Neville Steel and Mark Allen were born in the same hospital three weeks apart in the outback town of Boort.
Little did they know that their childhood bond would sustain a lifetime and take them halfway around the world to introduce Americans to the Australian Meat Pie and open the original Australian Bakery in Marietta Square.
The young men lost touch in their teenage years, but both had a strong desire to become master bakers, and as luck would have it, they reunited coincidentally at William Angliss Food College in Melbourne. Out of three-thousand students, Mark and Neville graduated number one and two in their class, so simply put, they were the best of the best.

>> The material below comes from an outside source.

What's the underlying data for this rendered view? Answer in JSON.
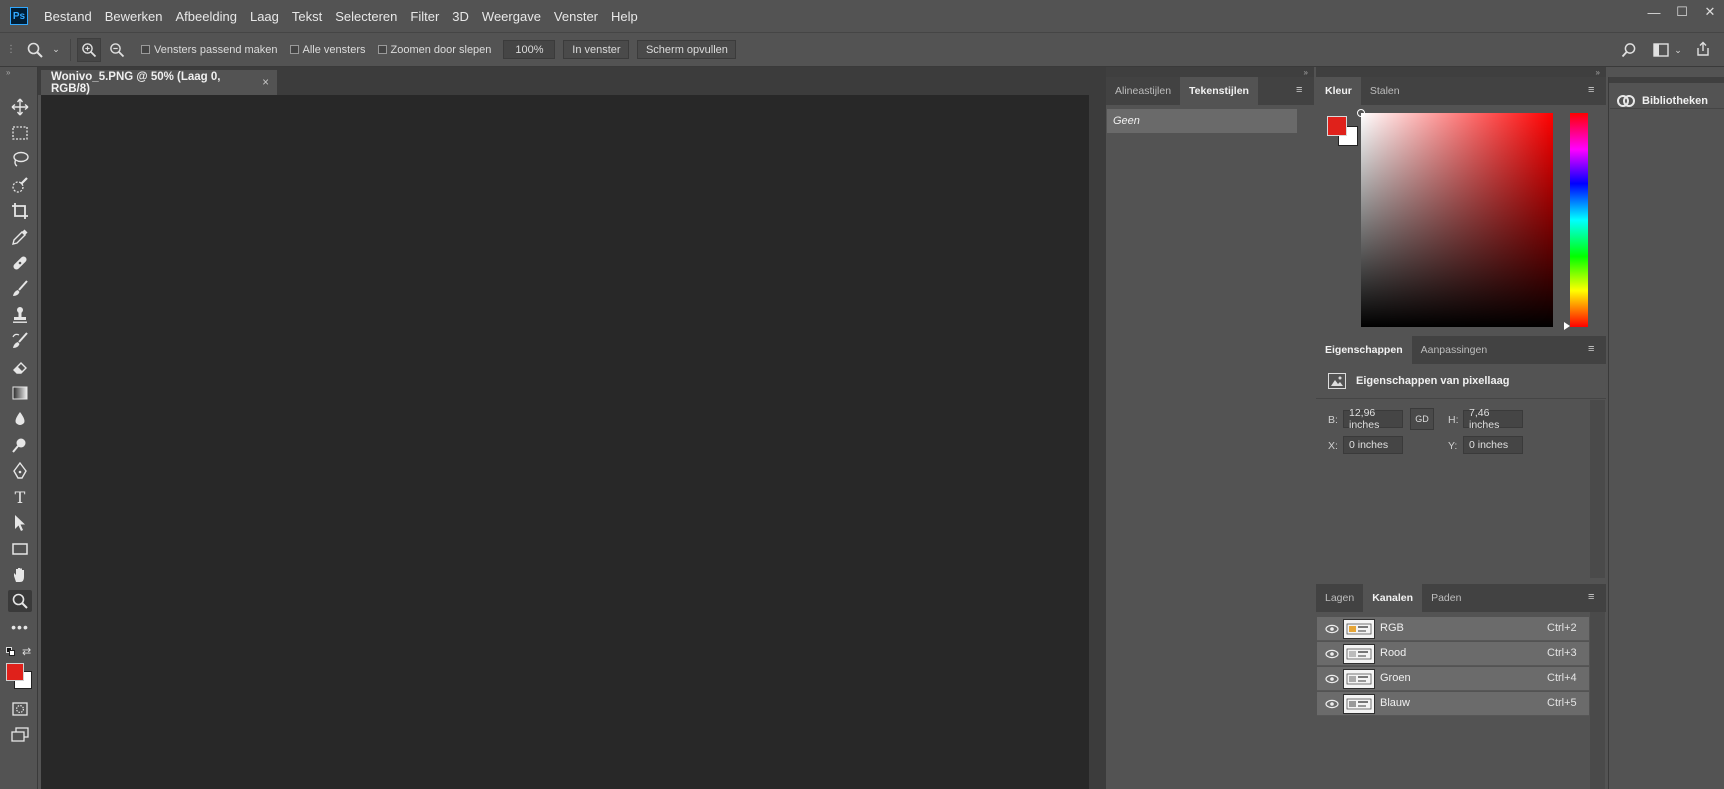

Wendy Beyer, a friend of Marks, opened a bakery together with them in Pyramid Hill, Australia, in the 80s, where they did things the old-fashioned way by mixing dough by hand and developing meat pie flavor profiles.
Wendy has a background in banking and finance but is rumored to have a great set of taste buds to help with quality control.
According to Neville, the meat pie originated when coal miners needed something to eat while doing their work deep within the earth. Wrapping meat, vegetable, and dessert in a pastry would keep it from getting dirty with soot, so the miners would eat all the good stuff and toss the dough aside.
In 2001 the dynamic trio joined forces again to open the Australian Bakery Cafe on Marietta Square and quickly became a popular spot amongst locals and expats alike.
We got to know Neville, a third-generation master baker, very well through the food tours we conducted for many years, and he rarely missed an opportunity to come out and greet everyone with a big smile and answer questions in the accent everyone loves to hear.
Nev, as we call him, is a hard-working, very affable guy who loves to talk about his homeland and all the delicious eats they offer. With over thirty varieties of meat pies, some of their top sellers are the original pie with USDA ground chuck, ground beef in a seasoned gravy with a flaky pastry top.
Another favored pie by the locals is steak, cheese, and bacon. We emphatically agree with Nev when he says, “Americans love cheese and bacon.”
My favorite is the Buffalo chicken pie, and it’s like eating a hot wing in a delicate pie crust, so zesty and flavorful! Neville works in the bakery six days a week, sells over two-hundred-fifty thousand meat pies a year, and ships to their loyal customers around the globe.
Some other crave-worthy things to come in for are Fish and Chips, which were named best by the AJC. Prepared with an Australian Northern Roughy fish that is beer-battered, served with fresh, thick-cut chips (fries), and served with a squeeze of lemon and tartar sauce. These are the real deal, trust me!
If you have a sweet tooth, then order the Pavlova, a meringue made with egg white and sugar, topped with kiwi fruit that melts in your mouth.
Another must-try is the Lamington cake, which is sponge cake dipped in chocolate and rolled in coconut. I dream about this cake, no, really I do.
Tuesday evenings, the bakery hosts bluegrass musicians from all over that come in for jam sessions, and it’s not uncommon to see ten to fifteen players gather on the sidewalk in the warmer months to pick their banjos and guitars to the delight of many onlookers.
On Wednesday, December 1st, they are celebrating twenty years of serving up all your Aussie favorites, so be sure to stop in and say G’day to Neville, Mark, and Wendy. Enjoy a meat pie, sausage roll, or one of their many other appetizing delights. Once you visit the Australian Bakery Cafe, meet the friendly people and see all they have to offer, you will be hooked for life.